Fishing as therapy?
The Cedar House Fishing Group has been running for over five years and, as it turns out, it’s a bit of a family affair. Paul Wilmshurst took it over from his brother who, along with their mum, all work for Huntercombe. Paul is clearly a passionate fisherman but actually, when you speak to him, it’s his dedication to our patients that really comes through.
Between 4-6 patients go fishing with Paul two to three times a month, sometimes every Sunday (depending on the weather). Sometimes the group go sea fishing, other times they go freshwater fishing at a local Course Fishery. Paul takes patients with a range of abilities and experience but all develop their skills and make progress – catching bigger fish as they do so.
Paul was able to teach one particular patient how to tie his own fishing rig and was then able to share the excitement when he caught fish using it. Paul says that you can’t really put into words the satisfaction the patient got from catching fish with a rig he had made himself – nor the intense satisfaction Paul got from helping him to do so.
Patients are detained at Cedar House because of the risks that they might pose to themselves or others – this detention is independently and regularly assessed for its appropriateness by courts of law – so the risks are properly assessed before Paul takes any of them fishing. What’s great, however, and what Paul is extremely proud of, is the fact that they have never had a single incident.
He puts this down not just to the tranquil nature of fishing, nor the stillness and focus that a fisherman obtains. He believes that it is also about being in an environment where you see familiar faces, people who recognise and acknowledge you, without the ‘clinical focus’ that is a requirement of the hospital setting. This helps patients to relax and enjoy a very tranquil everyday pursuit.

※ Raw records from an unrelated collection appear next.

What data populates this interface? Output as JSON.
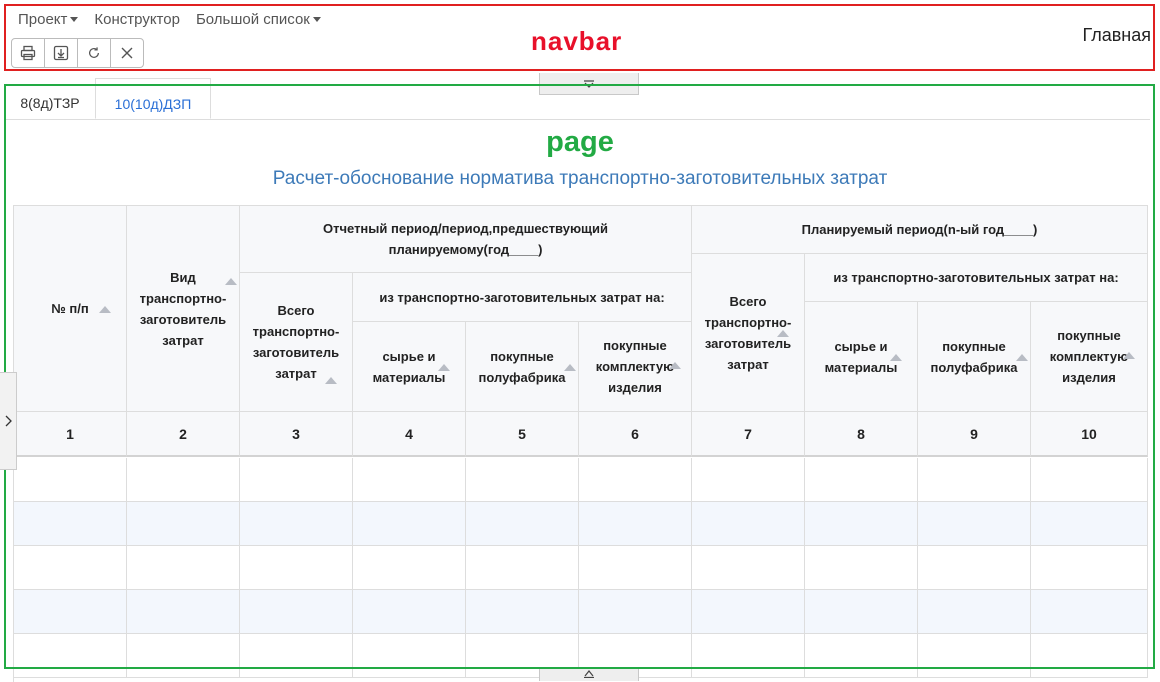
{
  "navbar": {
    "menu": [
      {
        "label": "Проект",
        "dropdown": true
      },
      {
        "label": "Конструктор",
        "dropdown": false
      },
      {
        "label": "Большой список",
        "dropdown": true
      }
    ],
    "toolbar": [
      "print-icon",
      "download-icon",
      "refresh-icon",
      "close-icon"
    ],
    "section_label": "navbar",
    "home_link": "Главная"
  },
  "tabs": [
    {
      "label": "8(8д)ТЗР",
      "active": false
    },
    {
      "label": "10(10д)ДЗП",
      "active": true
    }
  ],
  "page": {
    "section_label": "page",
    "title": "Расчет-обоснование норматива транспортно-заготовительных затрат"
  },
  "table": {
    "headers": {
      "col1": "№ п/п",
      "col2": "Вид транспортно-заготовитель затрат",
      "group_reported": "Отчетный период/период,предшествующий планируемому(год____)",
      "group_planned": "Планируемый период(n-ый год____)",
      "total": "Всего транспортно-заготовитель затрат",
      "sub_group": "из транспортно-заготовительных затрат на:",
      "raw": "сырье и материалы",
      "semi": "покупные полуфабрика",
      "kits": "покупные комплектую изделия"
    },
    "column_numbers": [
      "1",
      "2",
      "3",
      "4",
      "5",
      "6",
      "7",
      "8",
      "9",
      "10"
    ],
    "rows": [
      [],
      [],
      [],
      [],
      []
    ]
  },
  "colors": {
    "navbar_border": "#e02020",
    "page_border": "#22aa44",
    "title": "#3d7ab8",
    "active_tab": "#2a6fd6",
    "row_alt": "#f3f7fd"
  }
}
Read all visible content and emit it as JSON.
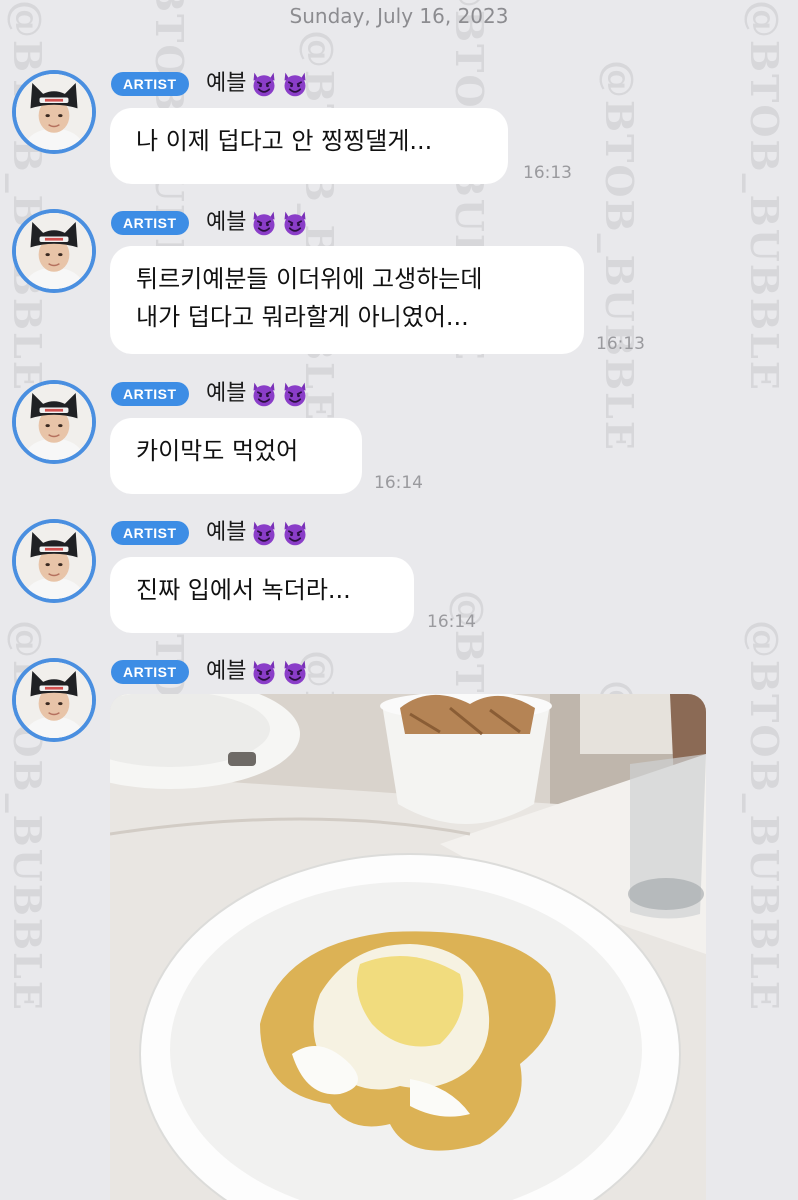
{
  "watermark": "@BTOB_BUBBLE",
  "date_header": "Sunday, July 16, 2023",
  "messages": [
    {
      "badge": "ARTIST",
      "name": "예블",
      "text": "나 이제 덥다고 안 찡찡댈게...",
      "time": "16:13"
    },
    {
      "badge": "ARTIST",
      "name": "예블",
      "text": "튀르키예분들 이더위에 고생하는데\n내가 덥다고 뭐라할게 아니였어...",
      "time": "16:13"
    },
    {
      "badge": "ARTIST",
      "name": "예블",
      "text": "카이막도 먹었어",
      "time": "16:14"
    },
    {
      "badge": "ARTIST",
      "name": "예블",
      "text": "진짜 입에서 녹더라...",
      "time": "16:14"
    },
    {
      "badge": "ARTIST",
      "name": "예블"
    }
  ],
  "emoji": [
    "smiling-devil-icon",
    "smiling-devil-icon"
  ],
  "colors": {
    "background": "#e9e9ec",
    "badge": "#3d8de5",
    "avatar_ring": "#4a8fe0",
    "emoji_purple": "#8a3dc8"
  }
}
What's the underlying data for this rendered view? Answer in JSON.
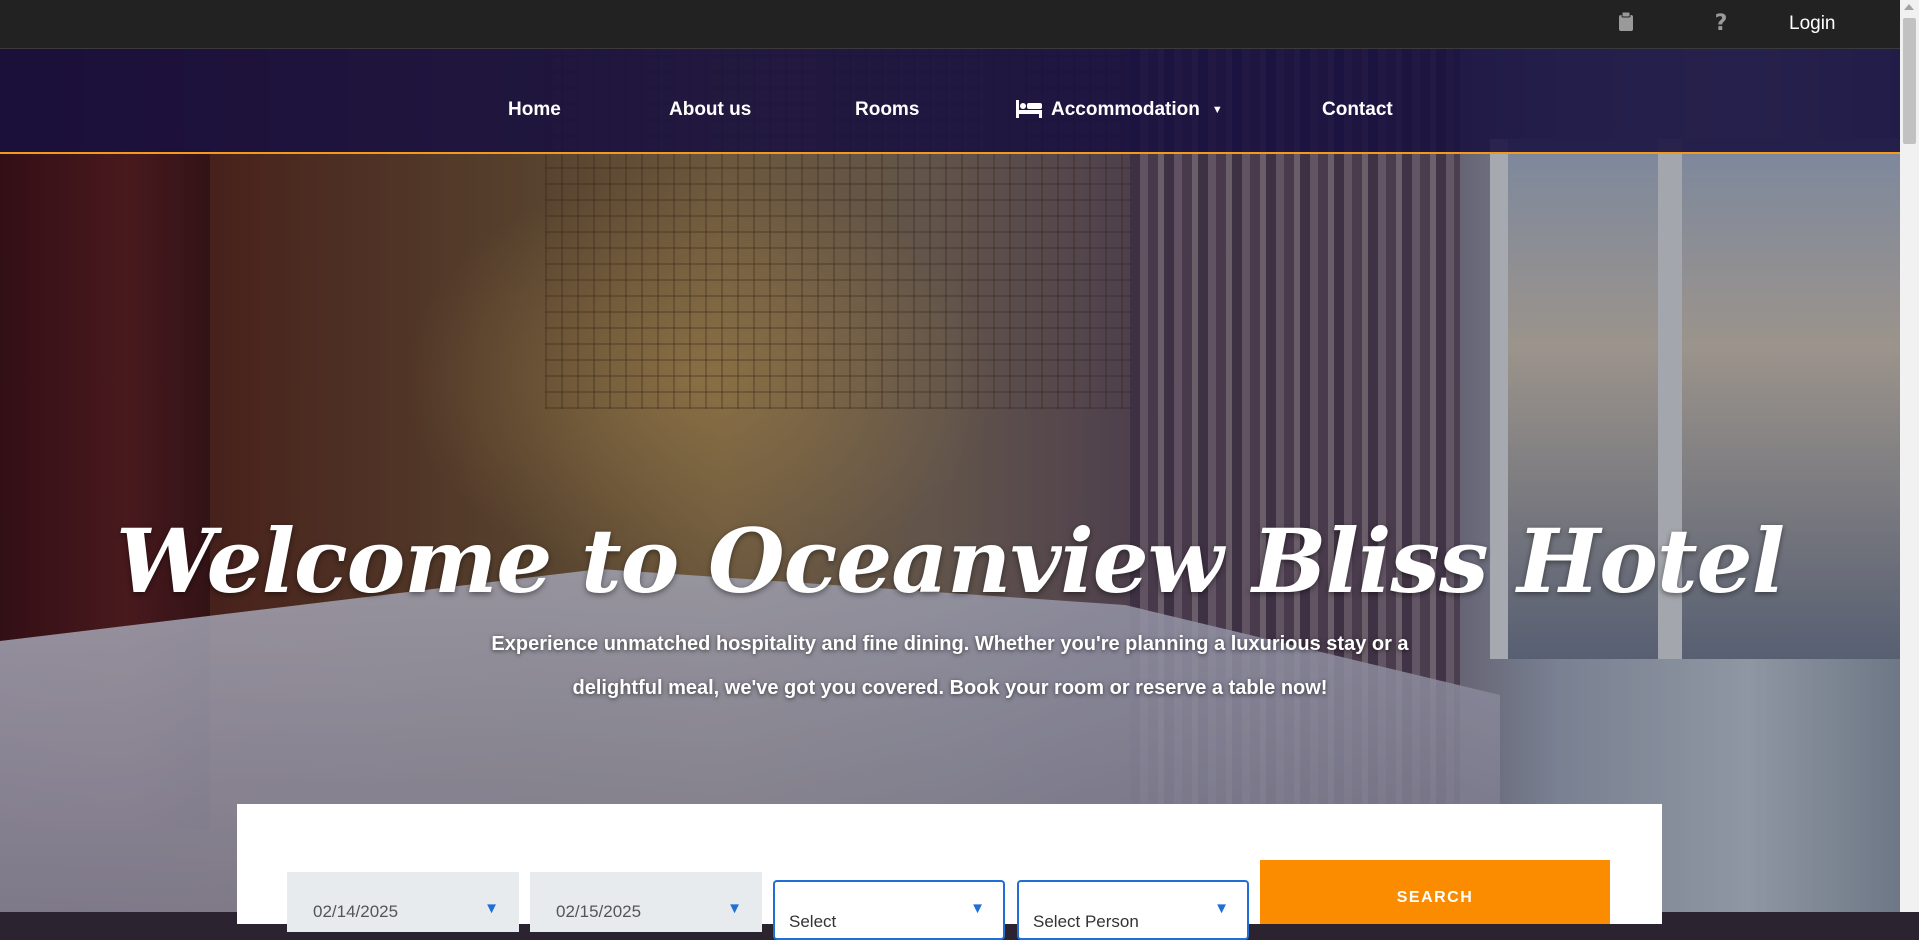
{
  "topbar": {
    "icons": [
      "clipboard-icon",
      "question-mark-icon"
    ],
    "help_glyph": "?",
    "login_label": "Login"
  },
  "nav": {
    "items": [
      {
        "label": "Home"
      },
      {
        "label": "About us"
      },
      {
        "label": "Rooms"
      },
      {
        "label": "Accommodation",
        "icon": "bed-icon",
        "has_dropdown": true
      },
      {
        "label": "Contact"
      }
    ],
    "accent_color": "#f39a1c"
  },
  "hero": {
    "title": "Welcome to Oceanview Bliss Hotel",
    "subtitle": "Experience unmatched hospitality and fine dining. Whether you're planning a luxurious stay or a delightful meal, we've got you covered. Book your room or reserve a table now!"
  },
  "booking": {
    "checkin_value": "02/14/2025",
    "checkout_value": "02/15/2025",
    "room_select": "Select",
    "person_select": "Select Person",
    "search_label": "SEARCH",
    "button_color": "#fb8c00"
  }
}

And in this environment patients progress and thrive – this is the cornerstone of ‘rehabilitation’, and Cedar House do their best to ensure that all their patients reach their own goals and potential, often introducing them to new skills and experiences on the way. Fishing’s actually not as straightforward as you might think. And catching the fish is only half of the story. Paul also teaches patients how to manage the fish once they have caught it to ensure it can be put back in the water. They need to learn how to reel in the fish, netting and landing, handling and how to enable fish to recover before releasing them. And they do. Mark says that most of his current group are now totally self-sufficient and rarely need help. The satisfaction they gain from being able to do all of this independently is immense.
What better preparation for leaving us?